• Aim of the exercise:
Go through the lines below and tally each one holding "accent". Write only the total.

[Supplied data — start]

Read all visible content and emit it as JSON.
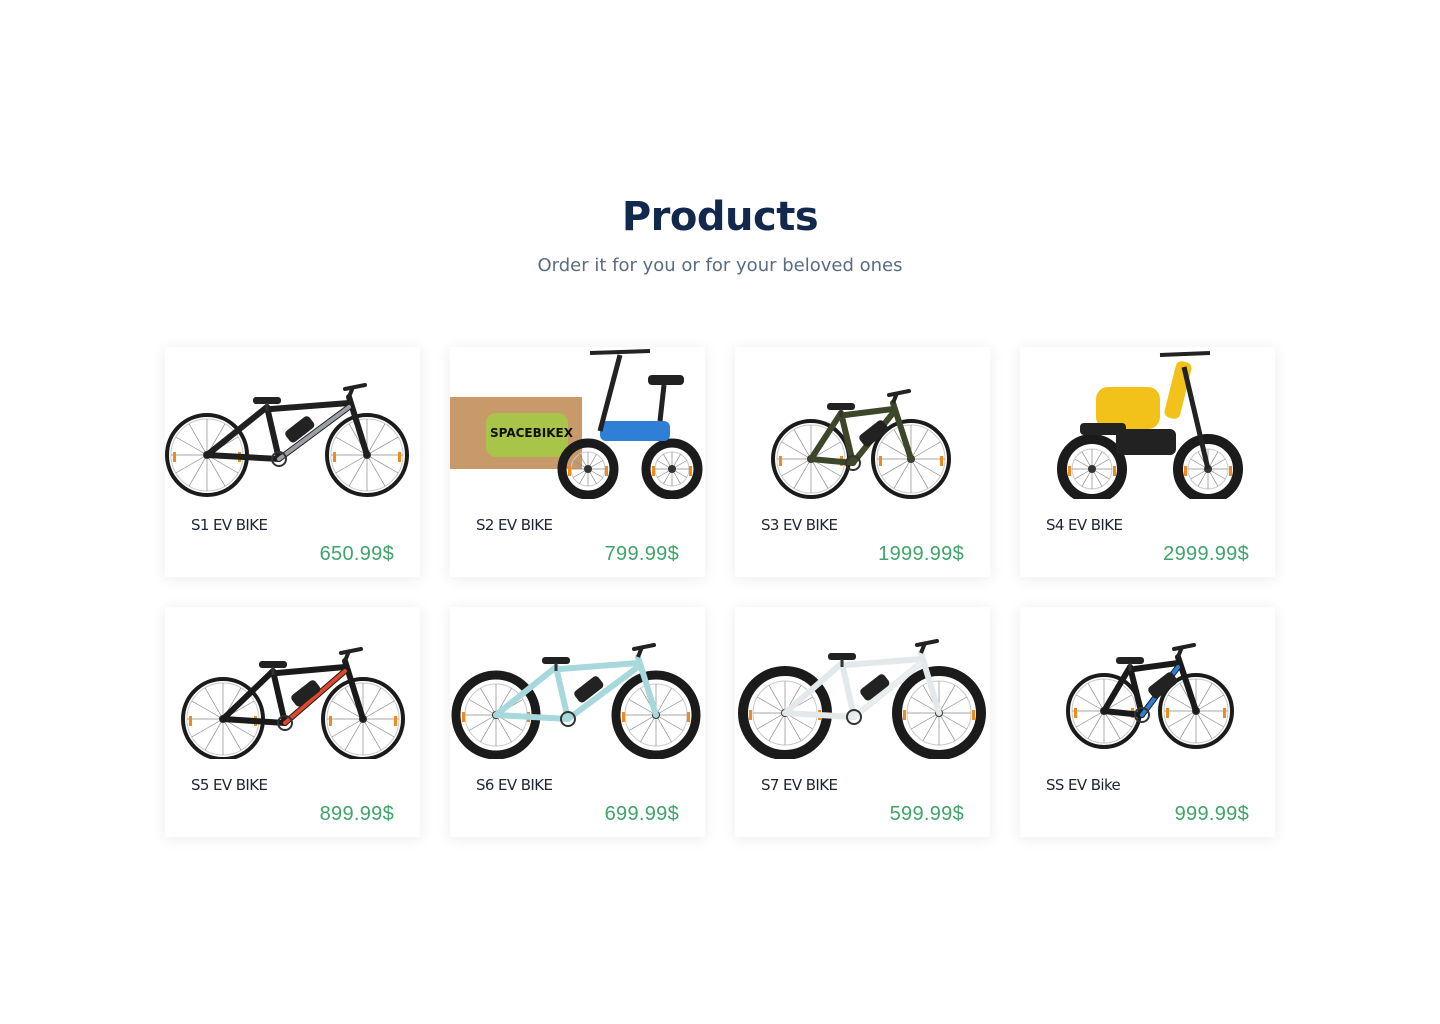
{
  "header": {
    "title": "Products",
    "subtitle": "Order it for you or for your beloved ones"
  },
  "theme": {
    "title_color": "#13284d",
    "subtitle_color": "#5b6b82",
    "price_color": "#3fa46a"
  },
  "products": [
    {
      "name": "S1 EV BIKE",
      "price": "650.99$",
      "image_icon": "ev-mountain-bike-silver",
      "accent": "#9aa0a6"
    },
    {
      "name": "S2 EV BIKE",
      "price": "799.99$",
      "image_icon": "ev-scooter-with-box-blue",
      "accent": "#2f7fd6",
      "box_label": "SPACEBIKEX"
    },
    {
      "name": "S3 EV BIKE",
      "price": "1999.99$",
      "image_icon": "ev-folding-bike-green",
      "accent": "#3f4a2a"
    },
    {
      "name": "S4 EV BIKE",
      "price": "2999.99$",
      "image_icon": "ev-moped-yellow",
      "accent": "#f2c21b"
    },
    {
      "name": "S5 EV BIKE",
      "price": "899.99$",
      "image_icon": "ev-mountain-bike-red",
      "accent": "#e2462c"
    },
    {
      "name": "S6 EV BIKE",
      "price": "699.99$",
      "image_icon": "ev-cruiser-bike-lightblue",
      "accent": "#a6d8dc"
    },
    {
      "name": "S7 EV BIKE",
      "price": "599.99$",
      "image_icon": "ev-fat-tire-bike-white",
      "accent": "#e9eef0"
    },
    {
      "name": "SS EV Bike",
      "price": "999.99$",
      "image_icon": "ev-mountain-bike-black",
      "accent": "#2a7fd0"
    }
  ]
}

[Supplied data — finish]
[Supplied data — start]

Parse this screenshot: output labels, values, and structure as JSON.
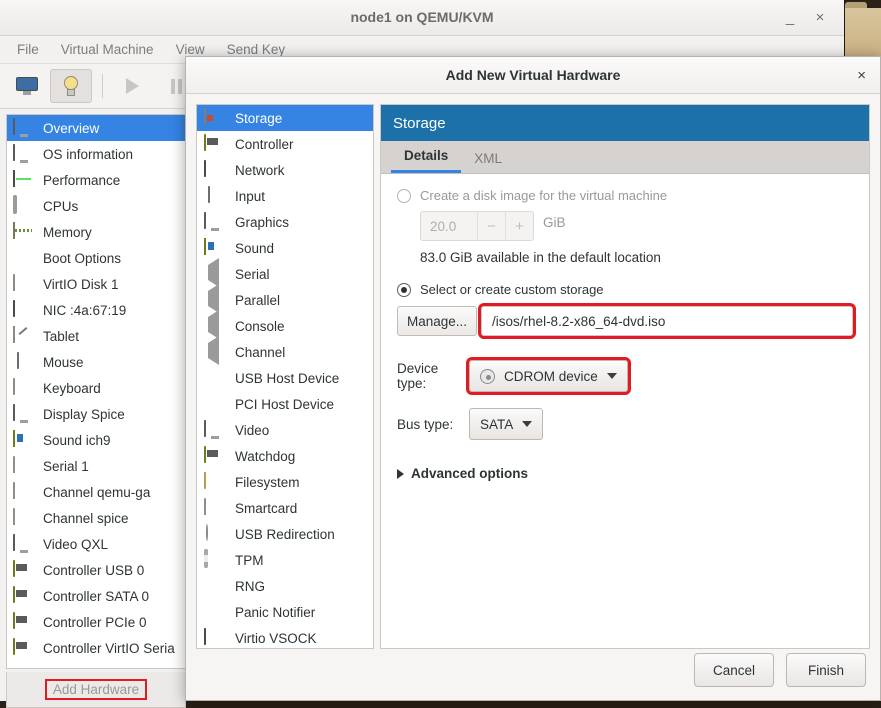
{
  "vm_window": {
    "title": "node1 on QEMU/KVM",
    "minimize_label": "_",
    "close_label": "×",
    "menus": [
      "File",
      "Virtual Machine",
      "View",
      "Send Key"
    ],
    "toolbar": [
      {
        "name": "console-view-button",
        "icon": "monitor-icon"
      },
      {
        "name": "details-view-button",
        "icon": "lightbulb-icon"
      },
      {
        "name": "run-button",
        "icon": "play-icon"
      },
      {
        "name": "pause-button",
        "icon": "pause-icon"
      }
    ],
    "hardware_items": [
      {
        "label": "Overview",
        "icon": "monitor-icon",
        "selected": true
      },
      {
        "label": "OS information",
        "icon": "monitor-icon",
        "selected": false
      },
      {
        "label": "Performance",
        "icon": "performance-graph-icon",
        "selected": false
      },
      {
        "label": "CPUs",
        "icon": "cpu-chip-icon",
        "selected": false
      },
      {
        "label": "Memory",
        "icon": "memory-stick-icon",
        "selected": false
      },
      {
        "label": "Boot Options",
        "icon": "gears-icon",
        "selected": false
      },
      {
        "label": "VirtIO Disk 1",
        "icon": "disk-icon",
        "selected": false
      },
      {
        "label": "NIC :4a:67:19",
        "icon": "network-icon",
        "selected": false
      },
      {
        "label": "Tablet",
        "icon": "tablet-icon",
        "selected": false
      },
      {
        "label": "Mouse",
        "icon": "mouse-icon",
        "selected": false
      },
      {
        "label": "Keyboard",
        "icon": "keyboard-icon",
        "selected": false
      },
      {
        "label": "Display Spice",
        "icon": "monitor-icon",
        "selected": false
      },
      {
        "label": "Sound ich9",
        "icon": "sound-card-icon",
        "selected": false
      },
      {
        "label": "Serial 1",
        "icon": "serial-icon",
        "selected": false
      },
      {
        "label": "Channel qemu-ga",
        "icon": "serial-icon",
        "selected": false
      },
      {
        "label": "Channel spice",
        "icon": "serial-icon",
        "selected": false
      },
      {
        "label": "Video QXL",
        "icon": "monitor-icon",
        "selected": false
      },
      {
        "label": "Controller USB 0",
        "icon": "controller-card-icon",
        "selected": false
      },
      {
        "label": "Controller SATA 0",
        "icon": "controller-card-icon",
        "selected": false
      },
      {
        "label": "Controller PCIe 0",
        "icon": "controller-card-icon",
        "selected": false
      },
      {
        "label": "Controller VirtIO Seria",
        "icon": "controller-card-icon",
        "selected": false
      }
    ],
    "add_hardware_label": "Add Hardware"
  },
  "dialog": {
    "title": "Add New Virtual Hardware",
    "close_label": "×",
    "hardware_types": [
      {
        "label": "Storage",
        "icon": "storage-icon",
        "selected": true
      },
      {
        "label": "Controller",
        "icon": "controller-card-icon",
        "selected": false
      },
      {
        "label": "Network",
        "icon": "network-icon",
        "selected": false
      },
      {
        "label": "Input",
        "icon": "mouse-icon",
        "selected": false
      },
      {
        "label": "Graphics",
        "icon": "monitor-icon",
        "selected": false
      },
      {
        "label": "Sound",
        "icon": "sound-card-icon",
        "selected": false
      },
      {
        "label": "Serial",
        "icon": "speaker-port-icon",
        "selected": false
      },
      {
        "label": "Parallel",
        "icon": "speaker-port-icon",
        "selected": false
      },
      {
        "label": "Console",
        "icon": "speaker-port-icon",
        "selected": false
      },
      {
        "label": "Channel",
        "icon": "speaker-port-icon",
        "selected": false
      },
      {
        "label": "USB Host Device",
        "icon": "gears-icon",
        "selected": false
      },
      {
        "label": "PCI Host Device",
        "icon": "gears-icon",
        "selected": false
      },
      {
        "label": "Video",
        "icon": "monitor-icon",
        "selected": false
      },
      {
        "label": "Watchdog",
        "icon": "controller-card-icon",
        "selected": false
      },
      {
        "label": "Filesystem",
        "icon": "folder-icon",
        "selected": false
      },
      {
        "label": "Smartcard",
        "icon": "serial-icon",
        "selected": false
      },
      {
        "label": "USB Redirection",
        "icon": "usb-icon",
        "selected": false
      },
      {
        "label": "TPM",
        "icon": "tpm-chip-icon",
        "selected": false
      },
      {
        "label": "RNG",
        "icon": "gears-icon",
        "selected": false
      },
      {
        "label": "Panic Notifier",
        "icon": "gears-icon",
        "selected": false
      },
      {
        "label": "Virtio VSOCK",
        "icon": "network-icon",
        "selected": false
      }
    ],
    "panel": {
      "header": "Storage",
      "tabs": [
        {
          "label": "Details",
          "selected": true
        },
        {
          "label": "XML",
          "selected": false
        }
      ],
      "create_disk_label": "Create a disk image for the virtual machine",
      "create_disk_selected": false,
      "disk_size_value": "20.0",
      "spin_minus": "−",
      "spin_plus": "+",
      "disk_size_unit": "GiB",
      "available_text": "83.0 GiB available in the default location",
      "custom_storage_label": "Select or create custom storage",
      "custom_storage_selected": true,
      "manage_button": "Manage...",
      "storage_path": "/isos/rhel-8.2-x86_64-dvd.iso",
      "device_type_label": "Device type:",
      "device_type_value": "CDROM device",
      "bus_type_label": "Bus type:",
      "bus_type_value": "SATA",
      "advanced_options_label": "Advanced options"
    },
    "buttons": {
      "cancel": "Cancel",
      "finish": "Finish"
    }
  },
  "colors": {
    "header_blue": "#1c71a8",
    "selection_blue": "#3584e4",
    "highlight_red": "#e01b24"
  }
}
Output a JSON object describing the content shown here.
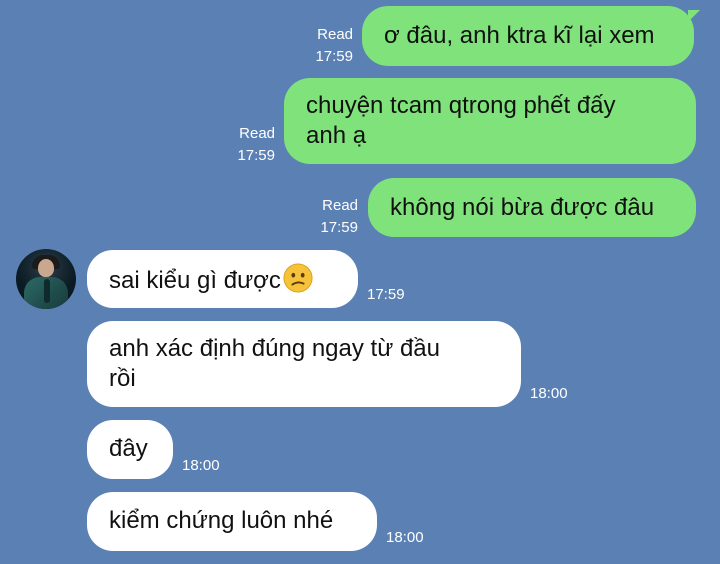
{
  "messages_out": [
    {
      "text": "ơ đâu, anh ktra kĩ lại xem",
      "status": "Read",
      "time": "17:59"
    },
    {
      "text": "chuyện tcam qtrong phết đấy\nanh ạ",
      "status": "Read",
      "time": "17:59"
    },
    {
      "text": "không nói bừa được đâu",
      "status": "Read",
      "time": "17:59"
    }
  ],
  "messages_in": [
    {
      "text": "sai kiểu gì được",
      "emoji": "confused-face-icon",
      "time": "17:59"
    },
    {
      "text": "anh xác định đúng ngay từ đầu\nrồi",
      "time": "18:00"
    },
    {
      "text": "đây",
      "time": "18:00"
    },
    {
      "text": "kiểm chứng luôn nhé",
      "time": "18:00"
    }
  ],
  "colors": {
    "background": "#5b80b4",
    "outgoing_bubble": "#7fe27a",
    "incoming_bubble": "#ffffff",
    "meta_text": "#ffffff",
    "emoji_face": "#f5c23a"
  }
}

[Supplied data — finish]

• Exercise answer:
8